Who is eligible?

Anybody wishing to enter a listed trade is eligible for an apprenticeship. Once you sign the apprenticeship contract, you become employed as an apprentice.

How long does an apprenticeship take?

It usually takes three to four years to achieve artisan status, after which employment is generally guaranteed should the parties agree to a continued employment relationship.

What qualification will I leave with?

The certificate issued is a trade-specific and is known as an artisan qualification. You will complete a Nated or “N” course recognised on the NQF. Also to qualify as an artisan in a listed trade, you will need to pass a trade test.

Who provides the education and training component of the qualification?

Education and training is provided by public FET colleges, and in the case of a listed trade, must culminate in a trade test by an accredited trade test centre (public or private).


Another alternative when leaving the schooling system is volunteer work. In South Africa we have thousands of community organisations and non-governmental organisations (NGOs) that do valuable work to assist and uplift the most disadvantaged members of our society.

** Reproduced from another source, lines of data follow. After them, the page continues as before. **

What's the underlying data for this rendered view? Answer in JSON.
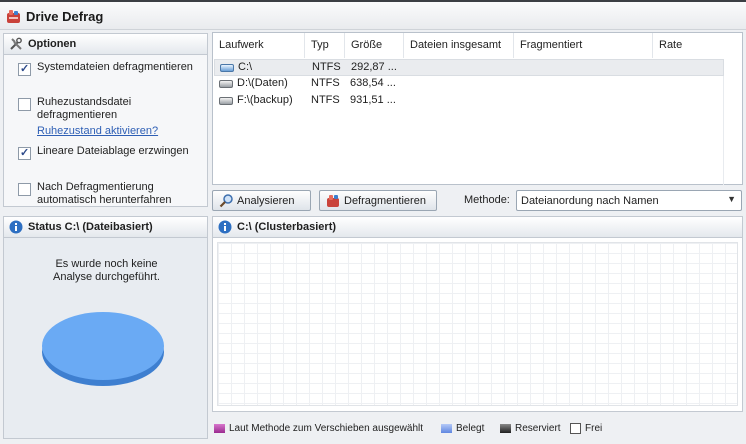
{
  "window": {
    "title": "Drive Defrag"
  },
  "options": {
    "header": "Optionen",
    "items": [
      {
        "label": "Systemdateien defragmentieren",
        "checked": true
      },
      {
        "label": "Ruhezustandsdatei defragmentieren",
        "checked": false,
        "link": "Ruhezustand aktivieren?"
      },
      {
        "label": "Lineare Dateiablage erzwingen",
        "checked": true
      },
      {
        "label": "Nach Defragmentierung automatisch herunterfahren",
        "checked": false
      }
    ]
  },
  "drives": {
    "columns": [
      "Laufwerk",
      "Typ",
      "Größe",
      "Dateien insgesamt",
      "Fragmentiert",
      "Rate"
    ],
    "rows": [
      {
        "name": "C:\\",
        "type": "NTFS",
        "size": "292,87 ...",
        "selected": true,
        "icon": "system-drive-icon"
      },
      {
        "name": "D:\\(Daten)",
        "type": "NTFS",
        "size": "638,54 ...",
        "selected": false,
        "icon": "hard-drive-icon"
      },
      {
        "name": "F:\\(backup)",
        "type": "NTFS",
        "size": "931,51 ...",
        "selected": false,
        "icon": "hard-drive-icon"
      }
    ]
  },
  "actions": {
    "analyze_label": "Analysieren",
    "defrag_label": "Defragmentieren",
    "method_label": "Methode:",
    "method_value": "Dateianordung nach Namen"
  },
  "status": {
    "header": "Status C:\\ (Dateibasiert)",
    "message_line1": "Es wurde noch keine",
    "message_line2": "Analyse durchgeführt.",
    "pie_color": "#6aaaf4"
  },
  "cluster": {
    "header": "C:\\ (Clusterbasiert)"
  },
  "legend": [
    {
      "label": "Laut Methode zum Verschieben ausgewählt",
      "color": "#b23aa6"
    },
    {
      "label": "Belegt",
      "color": "#7ea2ef"
    },
    {
      "label": "Reserviert",
      "color": "#3a3a3a"
    },
    {
      "label": "Frei",
      "color": "#ffffff"
    }
  ]
}
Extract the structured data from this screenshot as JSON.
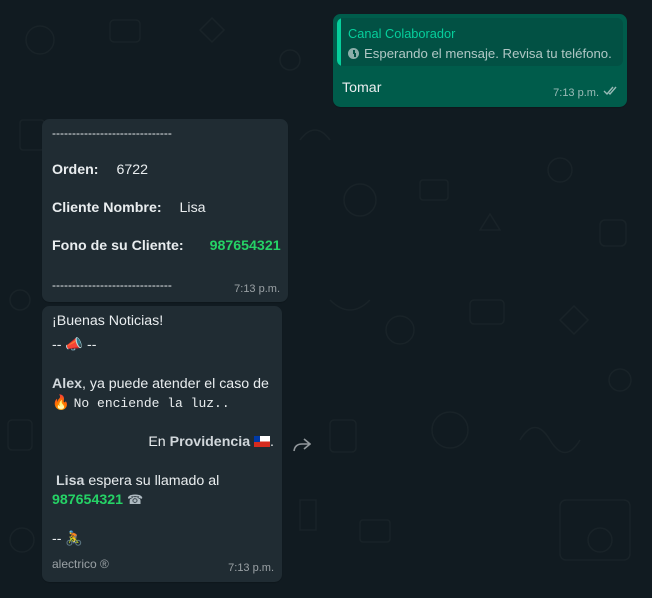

These organisations always require the help of volunteers to be able to respond to the needs of their communities From cooking at old age homes, helping children with their homework at a children’s home providing home-based care for the sick, through to helping with administrative tasks, there is plenty of space within the NGO sector to gain work experience as well as give back to the community.

There are many opportunities to assist in various capacities, but you should be aware that this work is usually unpaid, although some organisations are willing to offer a small payment for travel and meals.

If you are passionate about helping to make South Africa a better place, you can investigate and research the kinds of organisations that could use your help.


Having finished this section, you should have a far better understanding of the post-school study and work options. Whatever your interests, strengths and dreams for the future, the South African education and training system has a solution for you. You should now have a clearer idea id your career path and how best to make it a reality through the various education and training options available to you.